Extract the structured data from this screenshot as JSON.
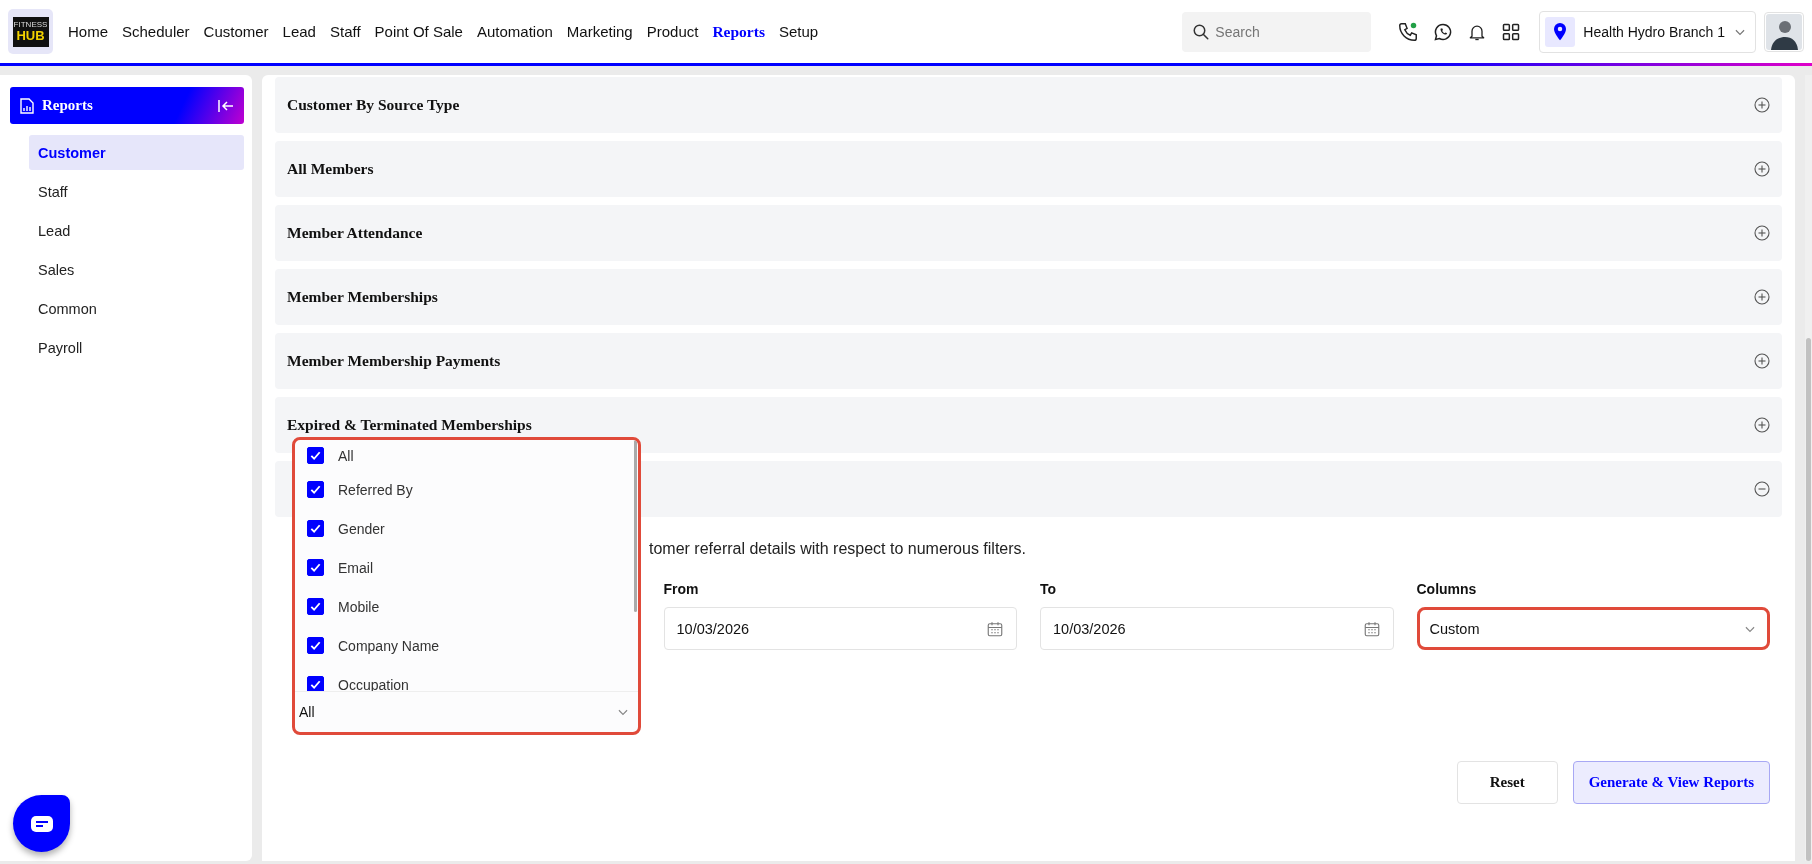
{
  "header": {
    "logo": {
      "lines": [
        "FITNESS",
        "HUB"
      ]
    },
    "nav": [
      {
        "label": "Home",
        "selected": false
      },
      {
        "label": "Scheduler",
        "selected": false
      },
      {
        "label": "Customer",
        "selected": false
      },
      {
        "label": "Lead",
        "selected": false
      },
      {
        "label": "Staff",
        "selected": false
      },
      {
        "label": "Point Of Sale",
        "selected": false
      },
      {
        "label": "Automation",
        "selected": false
      },
      {
        "label": "Marketing",
        "selected": false
      },
      {
        "label": "Product",
        "selected": false
      },
      {
        "label": "Reports",
        "selected": true
      },
      {
        "label": "Setup",
        "selected": false
      }
    ],
    "search": {
      "placeholder": "Search"
    },
    "branch": "Health Hydro Branch 1"
  },
  "sidebar": {
    "title": "Reports",
    "items": [
      {
        "label": "Customer",
        "selected": true
      },
      {
        "label": "Staff",
        "selected": false
      },
      {
        "label": "Lead",
        "selected": false
      },
      {
        "label": "Sales",
        "selected": false
      },
      {
        "label": "Common",
        "selected": false
      },
      {
        "label": "Payroll",
        "selected": false
      }
    ]
  },
  "sections": [
    {
      "title": "Customer By Source Type",
      "expanded": false
    },
    {
      "title": "All Members",
      "expanded": false
    },
    {
      "title": "Member Attendance",
      "expanded": false
    },
    {
      "title": "Member Memberships",
      "expanded": false
    },
    {
      "title": "Member Membership Payments",
      "expanded": false
    },
    {
      "title": "Expired & Terminated Memberships",
      "expanded": false
    },
    {
      "expanded": true
    }
  ],
  "report_form": {
    "description": "tomer referral details with respect to numerous filters.",
    "column_picker": {
      "value": "All",
      "highlighted": true,
      "options": [
        {
          "label": "All",
          "checked": true
        },
        {
          "label": "Referred By",
          "checked": true
        },
        {
          "label": "Gender",
          "checked": true
        },
        {
          "label": "Email",
          "checked": true
        },
        {
          "label": "Mobile",
          "checked": true
        },
        {
          "label": "Company Name",
          "checked": true
        },
        {
          "label": "Occupation",
          "checked": true
        }
      ]
    },
    "from": {
      "label": "From",
      "value": "10/03/2026"
    },
    "to": {
      "label": "To",
      "value": "10/03/2026"
    },
    "columns": {
      "label": "Columns",
      "value": "Custom",
      "highlighted": true
    },
    "buttons": [
      {
        "label": "Reset",
        "kind": "secondary"
      },
      {
        "label": "Generate & View Reports",
        "kind": "primary"
      }
    ]
  }
}
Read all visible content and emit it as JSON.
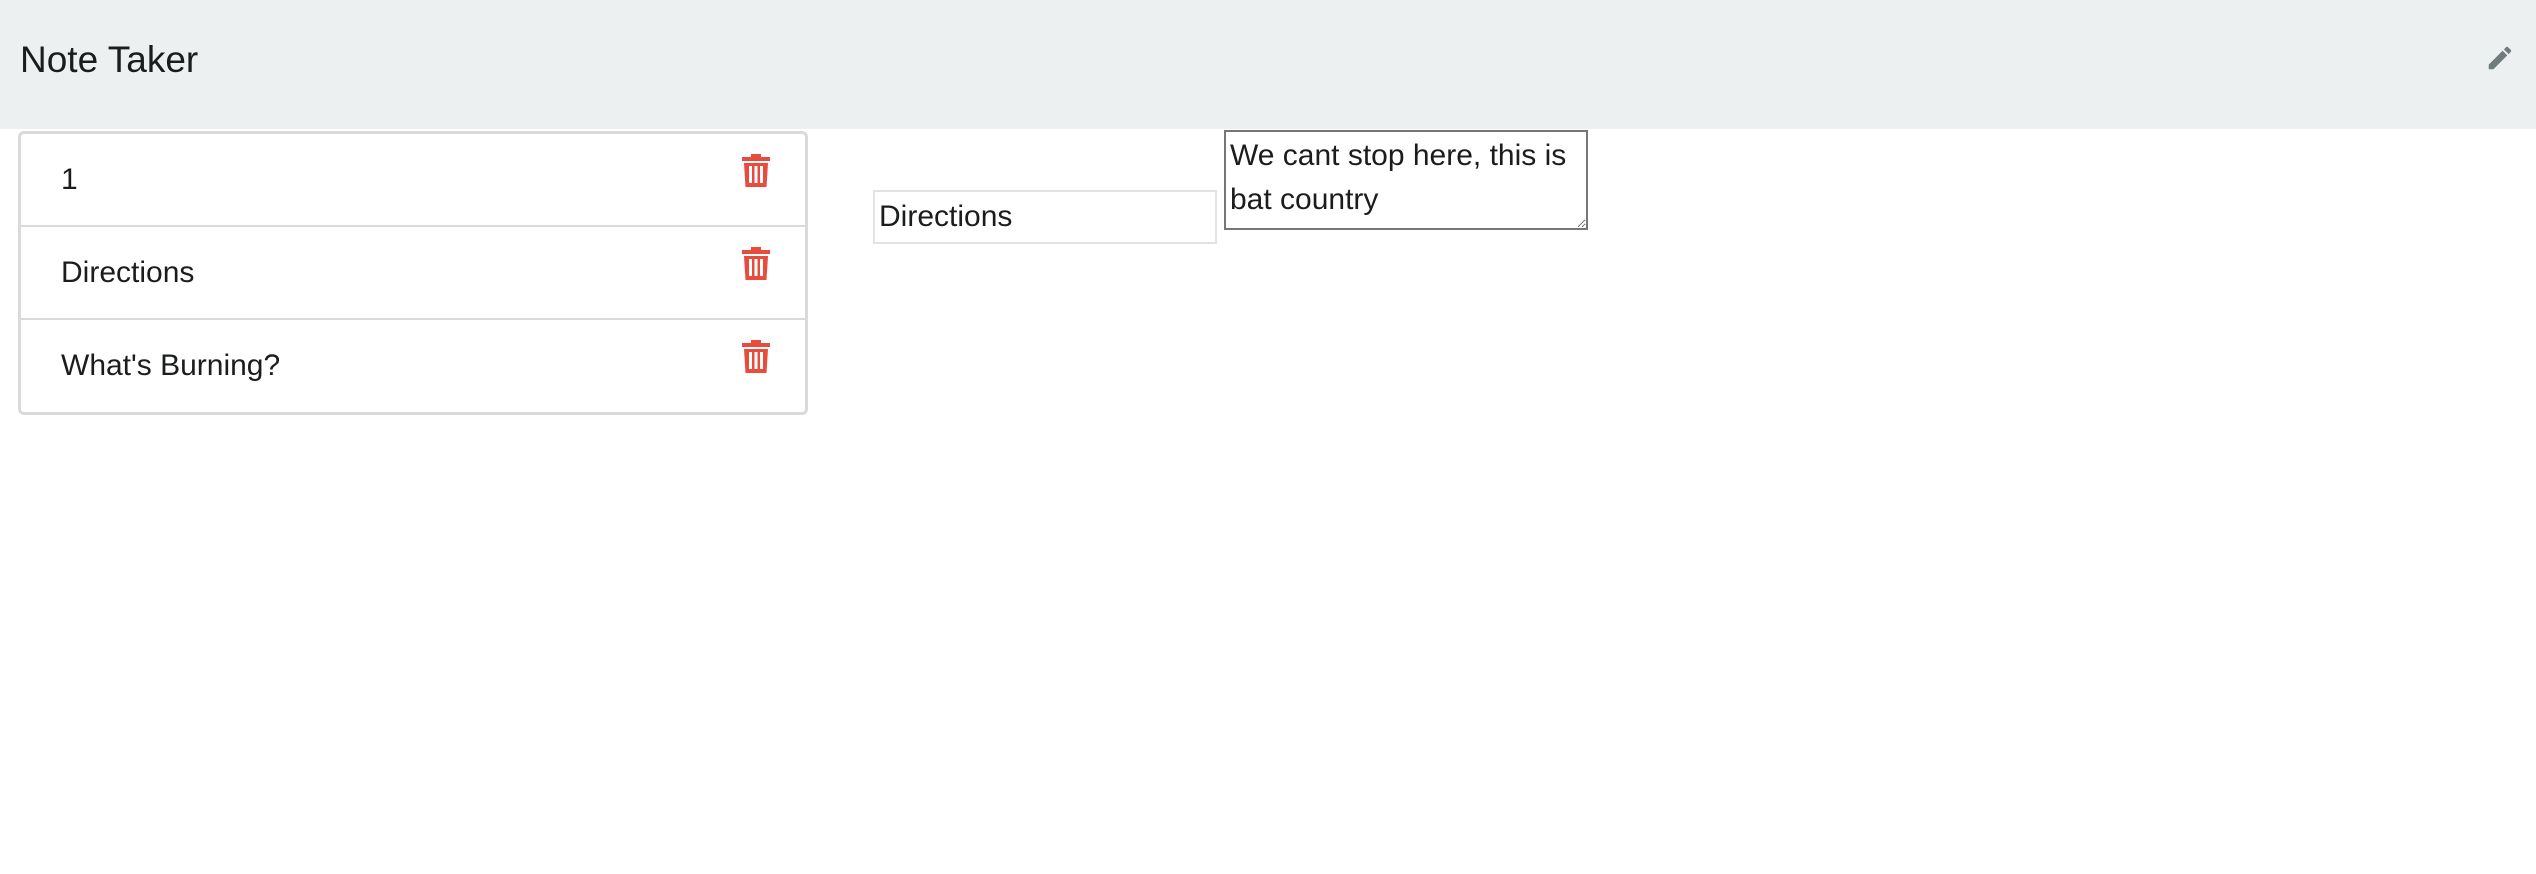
{
  "header": {
    "title": "Note Taker",
    "edit_icon": "pencil-icon"
  },
  "notes": [
    {
      "title": "1",
      "delete_icon": "trash-icon"
    },
    {
      "title": "Directions",
      "delete_icon": "trash-icon"
    },
    {
      "title": "What's Burning?",
      "delete_icon": "trash-icon"
    }
  ],
  "editor": {
    "title_value": "Directions",
    "body_value": "We cant stop here, this is bat country"
  },
  "colors": {
    "header_bg": "#ecf0f1",
    "delete_icon": "#e74c3c",
    "edit_icon": "#707b7c",
    "list_border": "#d9dadb"
  }
}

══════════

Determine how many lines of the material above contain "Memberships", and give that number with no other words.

2